The UK is home to the best university in the world, but the nation is facing intense competition from overseas institutions.
Overall, the UK has 28 institutions in the top 200, down from 29 last year.
Of these, almost two-thirds (18 universities) have fallen by at least one place.
The annual list rates more than 1,300 universities in 92 countries on five areas: teaching, research, citations, industry income and international outlook.
While Oxford was named the best-performing university globally, Cambridge University takes third place in the list.
This is down one place on last year, when it was second.
Taking second spot this year was the California Institute of Technology, in the United States.
Rounding out the latest top five are two other US institutions - Stanford University and the Massachusetts Institute of Technology (MIT).
One other UK institution makes the top 10 - Imperial College London, which takes tenth place this year, compared to ninth last year.
Also making it into the top 50 are: University College London (15th), the London School of Economics and Political Science (joint 27th), Edinburgh University (30th), and King's College London (joint 36th).
Phil Baty, THE chief knowledge officer, said: "Historically the UK has punched well above its weight with regards to higher education, being home to a huge number of top-quality institutions.
"In recent years however, increasingly strong competition from Asian institutions has begun to squeeze the UK out of its traditional top spots.

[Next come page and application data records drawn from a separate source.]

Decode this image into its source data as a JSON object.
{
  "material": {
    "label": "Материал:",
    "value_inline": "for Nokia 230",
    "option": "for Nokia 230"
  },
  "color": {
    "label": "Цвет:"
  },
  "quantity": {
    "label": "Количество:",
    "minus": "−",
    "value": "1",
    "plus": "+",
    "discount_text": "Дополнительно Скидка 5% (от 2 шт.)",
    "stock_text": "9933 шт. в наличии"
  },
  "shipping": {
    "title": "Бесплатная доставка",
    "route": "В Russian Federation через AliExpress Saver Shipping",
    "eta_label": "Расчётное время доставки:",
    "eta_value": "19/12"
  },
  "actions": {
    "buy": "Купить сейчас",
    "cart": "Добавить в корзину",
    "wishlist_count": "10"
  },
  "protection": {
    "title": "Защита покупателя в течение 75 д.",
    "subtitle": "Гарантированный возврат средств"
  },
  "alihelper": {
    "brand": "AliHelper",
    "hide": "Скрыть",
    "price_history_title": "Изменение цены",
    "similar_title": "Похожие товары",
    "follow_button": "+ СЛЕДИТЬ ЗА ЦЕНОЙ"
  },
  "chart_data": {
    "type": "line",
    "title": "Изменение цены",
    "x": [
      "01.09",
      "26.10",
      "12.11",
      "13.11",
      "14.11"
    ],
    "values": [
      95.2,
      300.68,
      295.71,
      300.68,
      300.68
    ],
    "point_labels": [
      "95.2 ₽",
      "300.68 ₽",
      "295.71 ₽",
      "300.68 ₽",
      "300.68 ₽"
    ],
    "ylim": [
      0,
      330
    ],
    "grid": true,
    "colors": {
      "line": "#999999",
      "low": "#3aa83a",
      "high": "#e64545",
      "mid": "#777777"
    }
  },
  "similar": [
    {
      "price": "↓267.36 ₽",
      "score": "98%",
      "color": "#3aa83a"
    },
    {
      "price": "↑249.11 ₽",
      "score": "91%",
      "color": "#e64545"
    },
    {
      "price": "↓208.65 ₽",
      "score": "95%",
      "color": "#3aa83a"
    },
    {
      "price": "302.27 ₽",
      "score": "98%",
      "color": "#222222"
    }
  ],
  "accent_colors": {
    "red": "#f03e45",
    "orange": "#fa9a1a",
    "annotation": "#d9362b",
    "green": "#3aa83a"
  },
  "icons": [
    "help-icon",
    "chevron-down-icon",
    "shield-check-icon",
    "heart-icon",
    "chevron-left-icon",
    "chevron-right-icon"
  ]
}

"Last year, the UK was displaced as the second most-represented country overall by Japan and the Asian nation further extends its lead this year.
"Meanwhile, the majority of UK universities in the top 200 have declined - although the country is still home to the best university in the world, the University of Oxford."
He continued: "British universities have long been able to attract the most talented academics and students from across the world, but there are signs that this is becoming more difficult ahead of Brexit.
"If the UK starts to withdraw from the international stage, its position in the upper echelons of the rankings will suffer."
Louise Richardson, vice-chancellor of Oxford University, said: "While UK universities face great uncertainty around Brexit and funding, these results demonstrate that we are well prepared to meet these challenges.
"Oxford's success is in large part due to our research collaborations with other excellent universities around the world and we remain determined both to deepen and to expand these partnerships, whatever Brexit brings."